The Atherton woman lost her father to the disease 15 years ago, which motivated her to organize the first Part the Cloud Gala last spring. The stated mission is: "To fund Alzheimer's research in Northern California with the highest probability of slowing, stopping or ultimately curing Alzheimer's disease."
That gala made close to $2 million, and there are plans to repeat the star-studded party in May of 2014. In the meantime, Ms. Hoag decided to throw a Part the Cloud luncheon on Jan. 29 at Sharon Heights Golf & Country Club "to widen our base and educate the community." "The icing on the cake," she said, is that the luncheon raised more than $300,000.
Ms. Hoag used the luncheon as a public platform to announce the first three winners of Part the Cloud research grants. The Alzheimer's Association put together a panel of 20 scientists from eight countries to select the winners. Only Northern California recipients "doing late stage research" could apply ... "typically, the Alzheimer's Association has never given money towards that," Ms. Hoag explained.
The nonprofit association is involved in Alzheimer's care, support and research. Its latest published figures show 5.4 million Americans have the disease and that Alzheimer's accounts for anywhere from 50 to 80 percent of all dementia cases.
The first luncheon speaker was grant recipient Dr. Michael Weiner of the San Francisco VA Medical Center/UCSF. As principal investigator of the NIH-funded Alzheimer's Disease Neuroimaging Initiative, he is involved with the Whole Genome Sequencing project, which received several hundred thousand dollars from Part the Cloud.
The other two grant recipients received $600,000 each.

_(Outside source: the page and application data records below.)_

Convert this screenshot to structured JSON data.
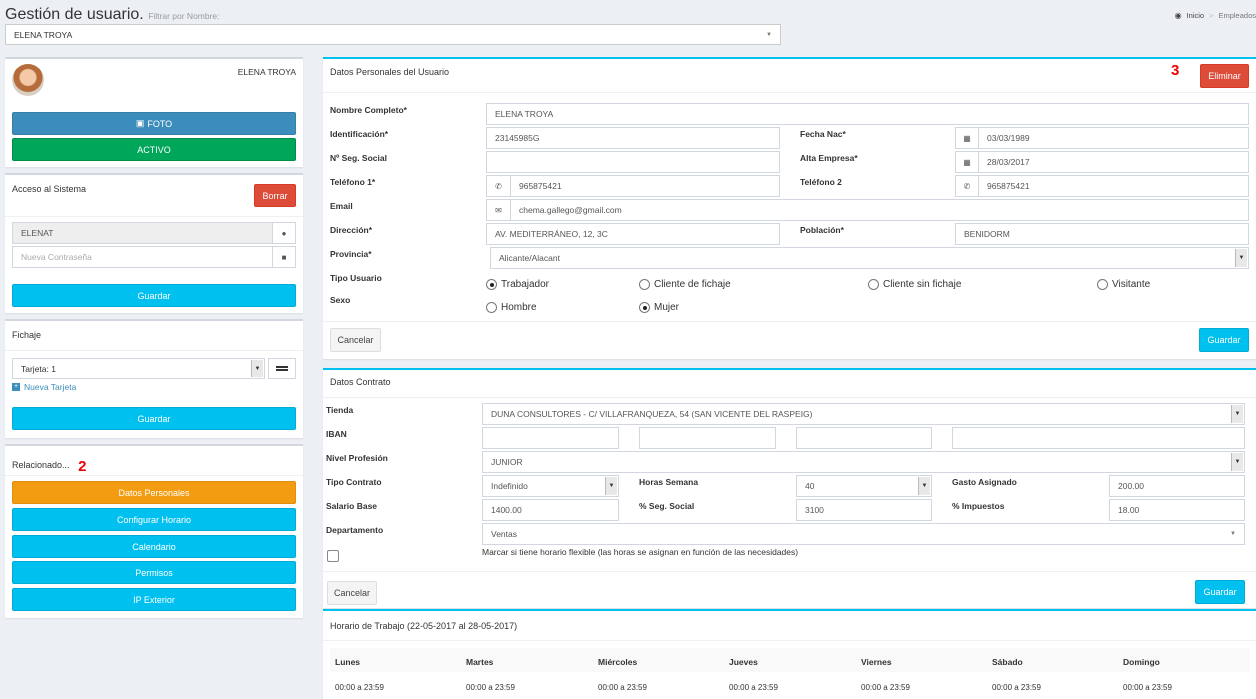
{
  "header": {
    "title": "Gestión de usuario.",
    "filter_label": "Filtrar por Nombre:",
    "selected_user": "ELENA TROYA",
    "breadcrumb": [
      "Inicio",
      ">",
      "Empleados"
    ]
  },
  "profile": {
    "name": "ELENA TROYA",
    "photo_btn": "FOTO",
    "status_btn": "ACTIVO"
  },
  "access": {
    "title": "Acceso al Sistema",
    "delete_btn": "Borrar",
    "username": "ELENAT",
    "password_placeholder": "Nueva Contraseña",
    "save_btn": "Guardar"
  },
  "fichaje": {
    "title": "Fichaje",
    "card": "Tarjeta: 1",
    "new_card": "Nueva Tarjeta",
    "save_btn": "Guardar"
  },
  "related": {
    "title": "Relacionado...",
    "marker": "2",
    "items": [
      "Datos Personales",
      "Configurar Horario",
      "Calendario",
      "Permisos",
      "IP Exterior"
    ]
  },
  "personal": {
    "title": "Datos Personales del Usuario",
    "marker": "3",
    "delete_btn": "Eliminar",
    "labels": {
      "full_name": "Nombre Completo*",
      "id": "Identificación*",
      "birth": "Fecha Nac*",
      "ss": "Nº Seg. Social",
      "hire": "Alta Empresa*",
      "phone1": "Teléfono 1*",
      "phone2": "Teléfono 2",
      "email": "Email",
      "address": "Dirección*",
      "city": "Población*",
      "province": "Provincia*",
      "user_type": "Tipo Usuario",
      "sex": "Sexo"
    },
    "values": {
      "full_name": "ELENA TROYA",
      "id": "23145985G",
      "birth": "03/03/1989",
      "ss": "",
      "hire": "28/03/2017",
      "phone1": "965875421",
      "phone2": "965875421",
      "email": "chema.gallego@gmail.com",
      "address": "AV. MEDITERRÁNEO, 12, 3C",
      "city": "BENIDORM",
      "province": "Alicante/Alacant"
    },
    "user_types": [
      "Trabajador",
      "Cliente de fichaje",
      "Cliente sin fichaje",
      "Visitante"
    ],
    "sexes": [
      "Hombre",
      "Mujer"
    ],
    "cancel_btn": "Cancelar",
    "save_btn": "Guardar"
  },
  "contract": {
    "title": "Datos Contrato",
    "labels": {
      "store": "Tienda",
      "iban": "IBAN",
      "level": "Nivel Profesión",
      "type": "Tipo Contrato",
      "hours": "Horas Semana",
      "expense": "Gasto Asignado",
      "salary": "Salario Base",
      "ss_pct": "% Seg. Social",
      "tax_pct": "% Impuestos",
      "dept": "Departamento"
    },
    "values": {
      "store": "DUNA CONSULTORES - C/ VILLAFRANQUEZA, 54 (SAN VICENTE DEL RASPEIG)",
      "level": "JUNIOR",
      "type": "Indefinido",
      "hours": "40",
      "expense": "200.00",
      "salary": "1400.00",
      "ss_pct": "3100",
      "tax_pct": "18.00",
      "dept": "Ventas"
    },
    "flex_text": "Marcar si tiene horario flexible (las horas se asignan en función de las necesidades)",
    "cancel_btn": "Cancelar",
    "save_btn": "Guardar"
  },
  "schedule": {
    "title": "Horario de Trabajo (22-05-2017 al 28-05-2017)",
    "days": [
      "Lunes",
      "Martes",
      "Miércoles",
      "Jueves",
      "Viernes",
      "Sábado",
      "Domingo"
    ],
    "hours": [
      "00:00 a 23:59",
      "00:00 a 23:59",
      "00:00 a 23:59",
      "00:00 a 23:59",
      "00:00 a 23:59",
      "00:00 a 23:59",
      "00:00 a 23:59"
    ]
  },
  "colors": {
    "primary": "#3c8dbc",
    "success": "#00a65a",
    "info": "#00c0ef",
    "warning": "#f39c12",
    "danger": "#dd4b39"
  }
}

Dr. Adam Boxer of UCSF is conducting a clinical trial on Alzheimer's patients to check the efficacy of a drug that was originally targeted for brain cancer treatment. Dr. Frank Longo is at Stanford and the lead scientist at Pharmatrophix in Menlo Park, where he has been working with Alzheimer's mice and is now ready to do the first human trial testing of a drug.
Two speakers at the luncheon put a human face on the disease by sharing their personal stories. Susan Harvell, 53, talked about being diagnosed over a year ago with early onset Alzheimer's, saying how hard it has been to give up her high-tech human resources job, stop driving, and rely on family and friends as she loses her memory.
Mark Kennedy Shriver spoke about his father's last 10 years living with Alzheimer's, "a brutal disease, devastating emotionally and financially." Mr. Shriver wrote a book, "A Good Man: Rediscovering my Father, Sargent Shriver." "Sarge" was married to Eunice Kennedy and served as chairman of the organization she founded, Special Olympics. He headed the Peace Corps under his brother-in-law President Kennedy, and helped fight the war on poverty under President Johnson.
Son Mark Shriver said he asked his father, five years before his death in 2011: "You're losing your mind; how does it make you feel?" His father's response was, "I'm doing the best with what God has given me."
Mr. Shriver described his father's life as based on faith, hope and love. His message to those dealing with Alzheimer's was: "Caregivers, you're really love-givers. You have to give love, accept love, and rely on folks to support you through it."